# [EXCERPTED DATA]
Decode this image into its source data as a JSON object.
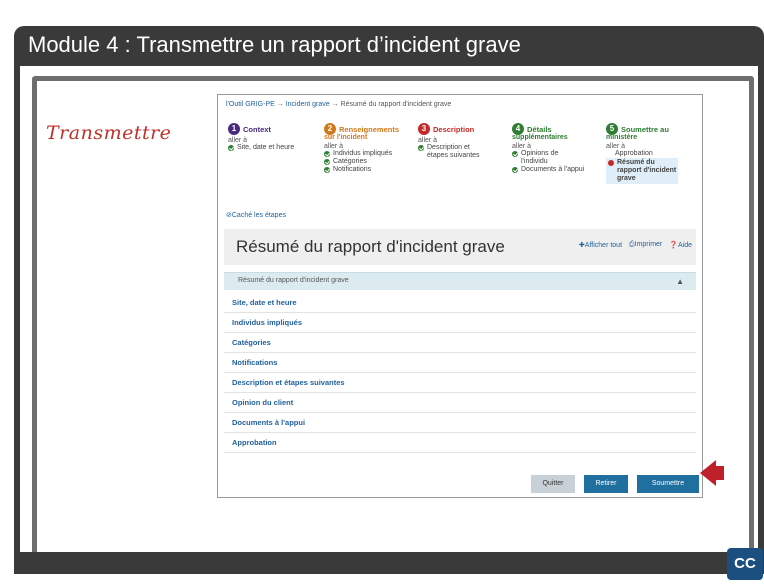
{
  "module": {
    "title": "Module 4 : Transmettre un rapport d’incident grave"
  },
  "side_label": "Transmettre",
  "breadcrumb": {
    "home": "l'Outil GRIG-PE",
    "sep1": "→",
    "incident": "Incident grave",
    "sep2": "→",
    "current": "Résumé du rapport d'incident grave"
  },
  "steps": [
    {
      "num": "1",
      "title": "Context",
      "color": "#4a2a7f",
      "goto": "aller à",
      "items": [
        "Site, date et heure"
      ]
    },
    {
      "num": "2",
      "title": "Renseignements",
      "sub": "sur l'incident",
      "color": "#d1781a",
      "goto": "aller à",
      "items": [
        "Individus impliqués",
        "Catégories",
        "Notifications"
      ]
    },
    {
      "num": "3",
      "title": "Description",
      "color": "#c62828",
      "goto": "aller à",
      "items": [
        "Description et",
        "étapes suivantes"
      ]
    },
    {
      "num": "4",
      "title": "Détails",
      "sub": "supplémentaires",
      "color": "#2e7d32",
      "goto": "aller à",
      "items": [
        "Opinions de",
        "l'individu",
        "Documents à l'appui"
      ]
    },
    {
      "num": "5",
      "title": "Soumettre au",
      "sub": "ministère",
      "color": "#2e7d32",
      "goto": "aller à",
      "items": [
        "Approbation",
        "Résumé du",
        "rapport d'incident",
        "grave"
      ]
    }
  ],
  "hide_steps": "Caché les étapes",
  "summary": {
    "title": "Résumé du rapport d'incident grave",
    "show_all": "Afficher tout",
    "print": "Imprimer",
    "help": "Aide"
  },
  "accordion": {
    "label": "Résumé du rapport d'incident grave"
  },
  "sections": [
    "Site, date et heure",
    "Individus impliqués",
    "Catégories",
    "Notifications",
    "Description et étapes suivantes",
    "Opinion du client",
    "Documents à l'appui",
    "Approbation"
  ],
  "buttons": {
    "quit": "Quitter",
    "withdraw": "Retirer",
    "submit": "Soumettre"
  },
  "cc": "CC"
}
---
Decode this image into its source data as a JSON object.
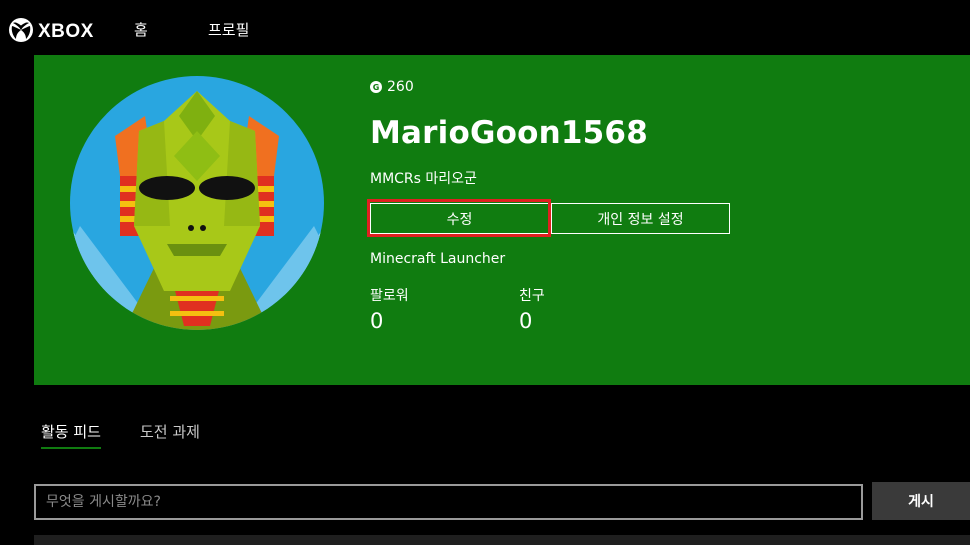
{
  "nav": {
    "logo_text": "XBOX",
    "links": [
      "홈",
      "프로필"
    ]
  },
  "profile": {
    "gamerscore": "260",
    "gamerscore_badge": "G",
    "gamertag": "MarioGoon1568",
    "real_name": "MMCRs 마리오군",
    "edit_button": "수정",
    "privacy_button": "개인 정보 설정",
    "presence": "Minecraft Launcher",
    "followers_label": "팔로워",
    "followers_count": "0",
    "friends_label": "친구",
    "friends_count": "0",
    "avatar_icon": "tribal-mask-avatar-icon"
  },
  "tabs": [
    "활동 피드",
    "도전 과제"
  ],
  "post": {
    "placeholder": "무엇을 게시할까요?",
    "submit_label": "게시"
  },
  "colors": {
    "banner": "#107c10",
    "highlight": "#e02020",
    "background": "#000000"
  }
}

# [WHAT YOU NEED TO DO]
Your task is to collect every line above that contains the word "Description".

# [WRITTEN SOLUTION]
      "title": "Description",
        "Description et",
    "Description et étapes suivantes",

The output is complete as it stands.